On the table in front of me are the contents of my bag. My keys, obviously, and then my devices, which I take to work every day. I use all of them. Whatever you think about Apple as a company or their products, in my experience everything really does work beautifully. It’s so easy just to move between them, buy an upgrade and never lose anything. It’s too easy. Or, maybe, I’m just lazy.

So, let’s say I don’t get an iPhone X. Let’s say I get one of the other equally powerful, cheaper devices, which also have beautiful screens and sleek curves. How hard will it really be? Can we leave Apple’s glossy, shiny, user-friendly prison of an ecosystem, or have I become institutionalised like an inmate at the Steve Jobs version of Shawshank?

Let’s take a look.

First, the phone. I don’t need face unlocking. In fact, I’m not that keen on the idea, so no problems missing out on that ‘feature’.

Then there’s the music. Yes, Apple Music is convenient, but so is Google Play or Spotify. They work on pretty much any device, too. What about the audio files I’ve got downloaded and already paid for? No problem there either. Just transfer the files manually using anything other than the official Android File Transfer. Really, that’s a terrible bit of software. Just use AirDroid or Handshaker instead.

What about my passwords? Am I going to have to start remembering them? Not really, there are plenty of cloud based apps and services to do that job. From what I’ve seen “1password” seems to be one of the best.

OK then, what about those AirPods? I really like them. I don’t care if they look like replacement heads for my toothbrush. They’ve replaced my Beats Studio set as my primary headphones.

No problem. They’re just bluetooth. Apple calls them magical, but in reality they’re perfectly compatible with any bluetooth phone. You can even activate and use Google Voice with them, if you’re one of those people.

Next, cloud storage.

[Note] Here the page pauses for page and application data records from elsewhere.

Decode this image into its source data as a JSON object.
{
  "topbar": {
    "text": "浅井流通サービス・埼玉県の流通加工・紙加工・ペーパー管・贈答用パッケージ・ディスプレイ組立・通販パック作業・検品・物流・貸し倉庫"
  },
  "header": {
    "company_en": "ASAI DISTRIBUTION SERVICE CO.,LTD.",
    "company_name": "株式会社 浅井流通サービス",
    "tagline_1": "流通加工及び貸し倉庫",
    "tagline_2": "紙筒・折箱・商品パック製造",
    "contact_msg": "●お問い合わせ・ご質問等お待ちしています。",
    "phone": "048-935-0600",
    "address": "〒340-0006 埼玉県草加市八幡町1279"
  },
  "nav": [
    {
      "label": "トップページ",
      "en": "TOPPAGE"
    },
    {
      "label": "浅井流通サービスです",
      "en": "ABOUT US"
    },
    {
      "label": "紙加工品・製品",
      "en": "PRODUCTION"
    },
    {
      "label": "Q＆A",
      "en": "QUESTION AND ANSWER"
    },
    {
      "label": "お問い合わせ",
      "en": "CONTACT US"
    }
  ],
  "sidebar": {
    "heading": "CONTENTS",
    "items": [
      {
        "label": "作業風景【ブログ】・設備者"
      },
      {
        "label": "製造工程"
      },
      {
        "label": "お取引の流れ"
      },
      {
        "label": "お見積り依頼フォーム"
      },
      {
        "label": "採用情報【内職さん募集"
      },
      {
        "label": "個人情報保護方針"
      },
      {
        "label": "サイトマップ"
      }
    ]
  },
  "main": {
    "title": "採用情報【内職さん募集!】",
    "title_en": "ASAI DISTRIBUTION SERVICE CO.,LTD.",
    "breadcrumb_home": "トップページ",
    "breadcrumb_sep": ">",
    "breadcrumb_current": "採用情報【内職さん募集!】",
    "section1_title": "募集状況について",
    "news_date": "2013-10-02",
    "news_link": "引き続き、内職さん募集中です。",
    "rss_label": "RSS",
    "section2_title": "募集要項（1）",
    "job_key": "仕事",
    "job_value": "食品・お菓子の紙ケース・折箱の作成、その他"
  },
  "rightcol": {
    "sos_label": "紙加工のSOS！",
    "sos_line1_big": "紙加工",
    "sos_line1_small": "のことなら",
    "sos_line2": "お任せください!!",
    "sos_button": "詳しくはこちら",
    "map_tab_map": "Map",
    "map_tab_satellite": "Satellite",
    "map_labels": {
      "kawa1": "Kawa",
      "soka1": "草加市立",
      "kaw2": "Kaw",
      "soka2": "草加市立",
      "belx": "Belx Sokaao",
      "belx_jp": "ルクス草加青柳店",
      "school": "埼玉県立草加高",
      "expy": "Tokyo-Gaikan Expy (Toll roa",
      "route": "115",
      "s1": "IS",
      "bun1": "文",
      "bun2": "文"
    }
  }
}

I already use Dropbox, and there are plenty of others to take the load from off of iCloud; You could pick Google Drive or Microsoft’s One Drive, to name just two.

I want to keep my iPad and MacBook because I just love the way they work, but it really wouldn’t be much of a pain to go back to a Galaxy Tab or a Windows Desktop. Microsoft Surface also looks pretty sweet these days if you want something that could replace both.

Finally, my watch. It’s a bluetooth device, so surely I can just synchronise it like any other bluetooth watch? Unfortunately not. This is one sacrifice I’m going to have to make if I want a sleek Android no-bezel beauty as my daily driver. I guess I could get a FitBit or Galaxy Gear. Or, maybe, just a normal watch. I’m not exactly an athlete making use of that heart rate monitor.

In conclusion then, it really seemed to me that I was stuck with Apple. Whenever anybody mentioned a different brand I would instantly say, “Well, I’ve got so much Apple stuff already. I’m pretty much tied in!” and move the conversation on. But now, with the price of the iPhone X at an almost out-of-reach 10,000 HKD, I’m seriously considering the alternatives, and those alternatives are very nice indeed.

What do you think I should do? Comment below, click subscribe, and let me know what you’re planning to do.

Links for the applications mentioned in the video:

Handshaker (formerly “SmartFinder”)
Google Drive

Samsung s8

Xiaomi Mix